** What is required **
Print the data again, exactly.
------
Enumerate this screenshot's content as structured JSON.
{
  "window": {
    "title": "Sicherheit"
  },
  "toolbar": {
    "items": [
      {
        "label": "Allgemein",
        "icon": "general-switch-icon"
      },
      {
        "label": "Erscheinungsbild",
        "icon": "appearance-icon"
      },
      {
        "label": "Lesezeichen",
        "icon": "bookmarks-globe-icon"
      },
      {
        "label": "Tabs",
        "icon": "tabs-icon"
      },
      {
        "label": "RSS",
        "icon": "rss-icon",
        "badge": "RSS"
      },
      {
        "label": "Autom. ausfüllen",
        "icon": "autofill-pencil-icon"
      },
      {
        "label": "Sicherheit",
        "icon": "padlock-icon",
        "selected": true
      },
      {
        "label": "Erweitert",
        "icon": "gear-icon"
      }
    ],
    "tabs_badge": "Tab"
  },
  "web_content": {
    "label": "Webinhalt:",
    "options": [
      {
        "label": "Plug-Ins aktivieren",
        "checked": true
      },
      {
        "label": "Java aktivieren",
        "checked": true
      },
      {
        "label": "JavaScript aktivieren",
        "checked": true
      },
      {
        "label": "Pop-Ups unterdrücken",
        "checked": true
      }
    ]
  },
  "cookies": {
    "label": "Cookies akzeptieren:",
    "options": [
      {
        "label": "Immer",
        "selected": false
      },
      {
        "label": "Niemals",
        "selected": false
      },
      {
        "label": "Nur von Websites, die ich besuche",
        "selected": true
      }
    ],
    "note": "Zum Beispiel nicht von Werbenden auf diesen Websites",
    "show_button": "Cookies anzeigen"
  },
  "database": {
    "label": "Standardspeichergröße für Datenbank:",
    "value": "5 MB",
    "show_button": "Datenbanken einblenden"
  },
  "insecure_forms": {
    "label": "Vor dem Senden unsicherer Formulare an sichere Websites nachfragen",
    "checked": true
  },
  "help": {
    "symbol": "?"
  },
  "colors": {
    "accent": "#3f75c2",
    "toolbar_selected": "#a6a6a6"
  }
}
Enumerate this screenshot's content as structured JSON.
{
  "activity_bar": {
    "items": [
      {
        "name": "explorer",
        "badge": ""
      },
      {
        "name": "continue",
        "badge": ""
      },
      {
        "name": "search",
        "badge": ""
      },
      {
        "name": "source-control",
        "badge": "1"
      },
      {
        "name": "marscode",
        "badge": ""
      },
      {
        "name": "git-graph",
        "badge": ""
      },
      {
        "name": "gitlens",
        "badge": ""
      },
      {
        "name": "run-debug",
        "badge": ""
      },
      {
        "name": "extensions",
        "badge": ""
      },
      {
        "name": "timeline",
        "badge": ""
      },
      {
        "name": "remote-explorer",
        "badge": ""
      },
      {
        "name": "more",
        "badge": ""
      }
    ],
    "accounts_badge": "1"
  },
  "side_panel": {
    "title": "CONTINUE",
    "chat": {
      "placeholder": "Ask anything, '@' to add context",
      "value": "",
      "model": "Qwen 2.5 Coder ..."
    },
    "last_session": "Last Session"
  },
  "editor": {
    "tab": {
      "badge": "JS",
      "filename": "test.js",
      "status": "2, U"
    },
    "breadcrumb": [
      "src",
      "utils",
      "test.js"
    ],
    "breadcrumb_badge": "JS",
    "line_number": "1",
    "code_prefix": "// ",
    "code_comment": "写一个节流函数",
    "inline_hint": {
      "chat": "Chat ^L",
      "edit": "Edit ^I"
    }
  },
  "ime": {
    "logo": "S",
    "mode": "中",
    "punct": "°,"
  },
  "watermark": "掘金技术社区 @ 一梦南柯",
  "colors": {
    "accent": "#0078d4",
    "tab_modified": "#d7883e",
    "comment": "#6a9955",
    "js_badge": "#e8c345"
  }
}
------
** Your response **
Enumerate this screenshot's content as structured JSON.
{
  "window": {
    "title": "Sicherheit"
  },
  "toolbar": {
    "items": [
      {
        "label": "Allgemein",
        "icon": "general-switch-icon"
      },
      {
        "label": "Erscheinungsbild",
        "icon": "appearance-icon"
      },
      {
        "label": "Lesezeichen",
        "icon": "bookmarks-globe-icon"
      },
      {
        "label": "Tabs",
        "icon": "tabs-icon"
      },
      {
        "label": "RSS",
        "icon": "rss-icon",
        "badge": "RSS"
      },
      {
        "label": "Autom. ausfüllen",
        "icon": "autofill-pencil-icon"
      },
      {
        "label": "Sicherheit",
        "icon": "padlock-icon",
        "selected": true
      },
      {
        "label": "Erweitert",
        "icon": "gear-icon"
      }
    ],
    "tabs_badge": "Tab"
  },
  "web_content": {
    "label": "Webinhalt:",
    "options": [
      {
        "label": "Plug-Ins aktivieren",
        "checked": true
      },
      {
        "label": "Java aktivieren",
        "checked": true
      },
      {
        "label": "JavaScript aktivieren",
        "checked": true
      },
      {
        "label": "Pop-Ups unterdrücken",
        "checked": true
      }
    ]
  },
  "cookies": {
    "label": "Cookies akzeptieren:",
    "options": [
      {
        "label": "Immer",
        "selected": false
      },
      {
        "label": "Niemals",
        "selected": false
      },
      {
        "label": "Nur von Websites, die ich besuche",
        "selected": true
      }
    ],
    "note": "Zum Beispiel nicht von Werbenden auf diesen Websites",
    "show_button": "Cookies anzeigen"
  },
  "database": {
    "label": "Standardspeichergröße für Datenbank:",
    "value": "5 MB",
    "show_button": "Datenbanken einblenden"
  },
  "insecure_forms": {
    "label": "Vor dem Senden unsicherer Formulare an sichere Websites nachfragen",
    "checked": true
  },
  "help": {
    "symbol": "?"
  },
  "colors": {
    "accent": "#3f75c2",
    "toolbar_selected": "#a6a6a6"
  }
}
Enumerate this screenshot's content as structured JSON.
{
  "activity_bar": {
    "items": [
      {
        "name": "explorer",
        "badge": ""
      },
      {
        "name": "continue",
        "badge": ""
      },
      {
        "name": "search",
        "badge": ""
      },
      {
        "name": "source-control",
        "badge": "1"
      },
      {
        "name": "marscode",
        "badge": ""
      },
      {
        "name": "git-graph",
        "badge": ""
      },
      {
        "name": "gitlens",
        "badge": ""
      },
      {
        "name": "run-debug",
        "badge": ""
      },
      {
        "name": "extensions",
        "badge": ""
      },
      {
        "name": "timeline",
        "badge": ""
      },
      {
        "name": "remote-explorer",
        "badge": ""
      },
      {
        "name": "more",
        "badge": ""
      }
    ],
    "accounts_badge": "1"
  },
  "side_panel": {
    "title": "CONTINUE",
    "chat": {
      "placeholder": "Ask anything, '@' to add context",
      "value": "",
      "model": "Qwen 2.5 Coder ..."
    },
    "last_session": "Last Session"
  },
  "editor": {
    "tab": {
      "badge": "JS",
      "filename": "test.js",
      "status": "2, U"
    },
    "breadcrumb": [
      "src",
      "utils",
      "test.js"
    ],
    "breadcrumb_badge": "JS",
    "line_number": "1",
    "code_prefix": "// ",
    "code_comment": "写一个节流函数",
    "inline_hint": {
      "chat": "Chat ^L",
      "edit": "Edit ^I"
    }
  },
  "ime": {
    "logo": "S",
    "mode": "中",
    "punct": "°,"
  },
  "watermark": "掘金技术社区 @ 一梦南柯",
  "colors": {
    "accent": "#0078d4",
    "tab_modified": "#d7883e",
    "comment": "#6a9955",
    "js_badge": "#e8c345"
  }
}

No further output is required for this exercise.